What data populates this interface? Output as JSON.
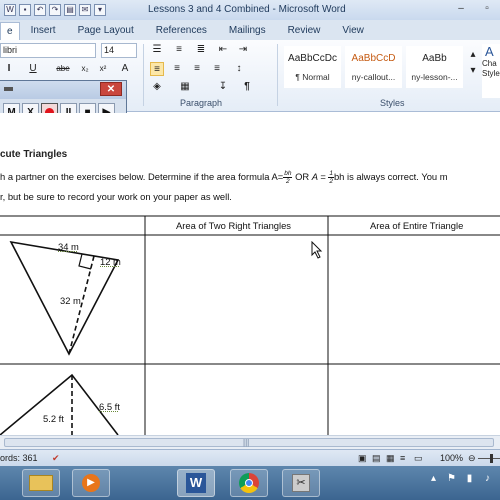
{
  "window": {
    "title": "Lessons 3 and 4 Combined - Microsoft Word"
  },
  "qat_icons": [
    "save-icon",
    "undo-icon",
    "redo-icon"
  ],
  "tabs": [
    {
      "label": "e",
      "active": true
    },
    {
      "label": "Insert"
    },
    {
      "label": "Page Layout"
    },
    {
      "label": "References"
    },
    {
      "label": "Mailings"
    },
    {
      "label": "Review"
    },
    {
      "label": "View"
    }
  ],
  "ribbon": {
    "font_name": "libri",
    "font_size": "14",
    "paragraph_label": "Paragraph",
    "styles_label": "Styles",
    "styles": [
      {
        "preview": "AaBbCcDc",
        "name": "¶ Normal"
      },
      {
        "preview": "AaBbCcD",
        "name": "ny-callout..."
      },
      {
        "preview": "AaBb",
        "name": "ny-lesson-..."
      }
    ],
    "change_styles_label": "Cha\nStyle"
  },
  "recorder": {
    "buttons": [
      "M",
      "X",
      "●",
      "II",
      "■",
      "▶"
    ]
  },
  "document": {
    "heading": "cute Triangles",
    "para_line1_a": "h a partner on the exercises below.  Determine if the area formula A=",
    "para_line1_frac_num": "bh",
    "para_line1_frac_den": "2",
    "para_line1_b": " OR ",
    "para_line1_c": "A = ",
    "para_line1_frac2_num": "1",
    "para_line1_frac2_den": "2",
    "para_line1_d": "bh is always correct.  You m",
    "para_line2": "r, but be sure to record your work on your paper as well.",
    "col_header_1": "Area of Two Right Triangles",
    "col_header_2": "Area of Entire Triangle",
    "triangle1": {
      "top_label": "34 m",
      "right_label": "12 m",
      "height_label": "32 m"
    },
    "triangle2": {
      "left_label": "5.2 ft",
      "right_label": "6.5 ft"
    }
  },
  "statusbar": {
    "words": "ords: 361",
    "zoom": "100%",
    "zoom_level": 1.0
  },
  "taskbar_icons": [
    "explorer-icon",
    "media-player-icon",
    "word-icon",
    "chrome-icon",
    "snipping-icon"
  ],
  "colors": {
    "ribbon_blue": "#1e395b",
    "file_tab": "#2a5699",
    "record_red": "#e0141c",
    "selection_yellow": "#fce7a8"
  }
}
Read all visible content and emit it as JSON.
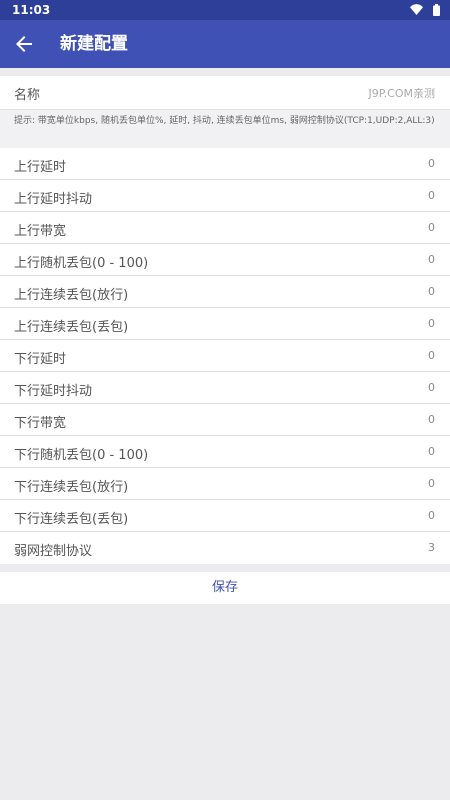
{
  "status_bar": {
    "time": "11:03",
    "icons": [
      "wifi-icon",
      "battery-icon"
    ]
  },
  "app_bar": {
    "title": "新建配置",
    "back_icon": "arrow-back-icon"
  },
  "name_field": {
    "label": "名称",
    "value": "J9P.COM亲测"
  },
  "hint": "提示: 带宽单位kbps, 随机丢包单位%, 延时, 抖动, 连续丢包单位ms, 弱网控制协议(TCP:1,UDP:2,ALL:3)",
  "rows": [
    {
      "label": "上行延时",
      "value": "0"
    },
    {
      "label": "上行延时抖动",
      "value": "0"
    },
    {
      "label": "上行带宽",
      "value": "0"
    },
    {
      "label": "上行随机丢包(0 - 100)",
      "value": "0"
    },
    {
      "label": "上行连续丢包(放行)",
      "value": "0"
    },
    {
      "label": "上行连续丢包(丢包)",
      "value": "0"
    },
    {
      "label": "下行延时",
      "value": "0"
    },
    {
      "label": "下行延时抖动",
      "value": "0"
    },
    {
      "label": "下行带宽",
      "value": "0"
    },
    {
      "label": "下行随机丢包(0 - 100)",
      "value": "0"
    },
    {
      "label": "下行连续丢包(放行)",
      "value": "0"
    },
    {
      "label": "下行连续丢包(丢包)",
      "value": "0"
    },
    {
      "label": "弱网控制协议",
      "value": "3"
    }
  ],
  "save_label": "保存",
  "colors": {
    "primary": "#3F51B5",
    "status_bar": "#2E3F9A",
    "background": "#ECECEF"
  }
}
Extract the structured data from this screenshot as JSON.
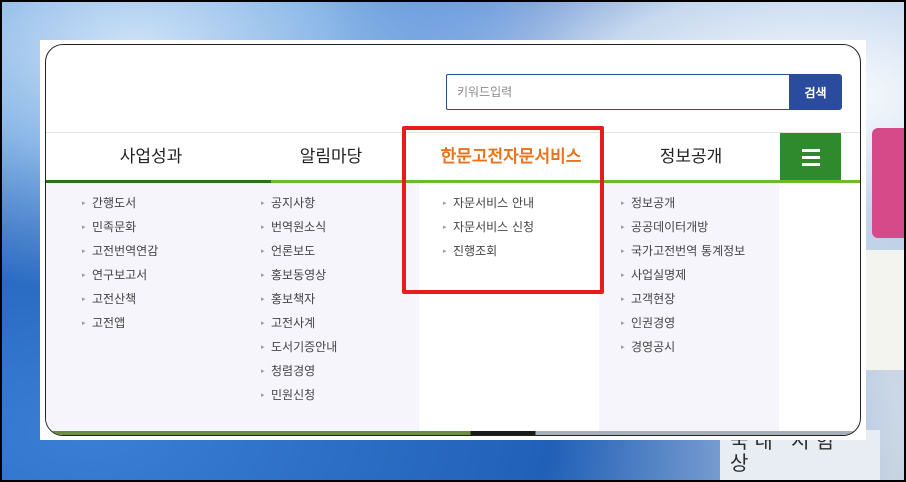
{
  "search": {
    "placeholder": "키워드입력",
    "button_label": "검색"
  },
  "nav": {
    "items": [
      {
        "label": "사업성과"
      },
      {
        "label": "알림마당"
      },
      {
        "label": "한문고전자문서비스"
      },
      {
        "label": "정보공개"
      }
    ],
    "active_index": 2,
    "menu_icon": "hamburger-icon"
  },
  "submenus": {
    "business": [
      "간행도서",
      "민족문화",
      "고전번역연감",
      "연구보고서",
      "고전산책",
      "고전앱"
    ],
    "notice": [
      "공지사항",
      "번역원소식",
      "언론보도",
      "홍보동영상",
      "홍보책자",
      "고전사계",
      "도서기증안내",
      "청렴경영",
      "민원신청"
    ],
    "advisory": [
      "자문서비스 안내",
      "자문서비스 신청",
      "진행조회"
    ],
    "disclosure": [
      "정보공개",
      "공공데이터개방",
      "국가고전번역 통계정보",
      "사업실명제",
      "고객현장",
      "인권경영",
      "경영공시"
    ]
  },
  "background_text": "국내 시험\n상",
  "colors": {
    "active": "#e8731e",
    "green_bar": "#6fba2c",
    "menu_button": "#2f8a2d",
    "search_button": "#2b4c9e",
    "highlight_box": "#e81c1c"
  }
}
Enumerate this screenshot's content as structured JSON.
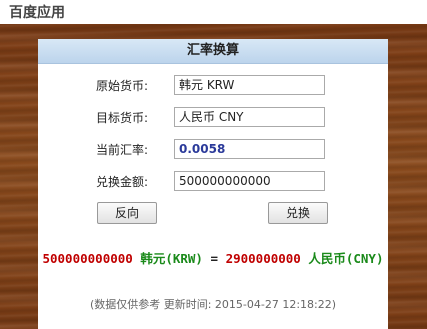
{
  "app": {
    "title": "百度应用"
  },
  "panel": {
    "title": "汇率换算"
  },
  "form": {
    "source_label": "原始货币:",
    "source_value": "韩元 KRW",
    "target_label": "目标货币:",
    "target_value": "人民币 CNY",
    "rate_label": "当前汇率:",
    "rate_value": "0.0058",
    "amount_label": "兑换金额:",
    "amount_value": "500000000000"
  },
  "buttons": {
    "reverse": "反向",
    "convert": "兑换"
  },
  "result": {
    "from_amount": "500000000000",
    "from_currency": "韩元(KRW)",
    "equals": "=",
    "to_amount": "2900000000",
    "to_currency": "人民币(CNY)"
  },
  "footer": {
    "note": "(数据仅供参考 更新时间: 2015-04-27 12:18:22)"
  },
  "colors": {
    "wood": "#7d3d16",
    "header": "#c4daef",
    "result_amount": "#c00000",
    "result_currency": "#1a8a1a",
    "rate_text": "#2b3a9a"
  }
}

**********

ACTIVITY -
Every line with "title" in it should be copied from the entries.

SOLUTION TO THIS TASK -
    "title": "Lessons 3 and 4 Combined - Microsoft Word"
    "title": "新建配置",
    "title": "百度应用"
    "title": "汇率换算"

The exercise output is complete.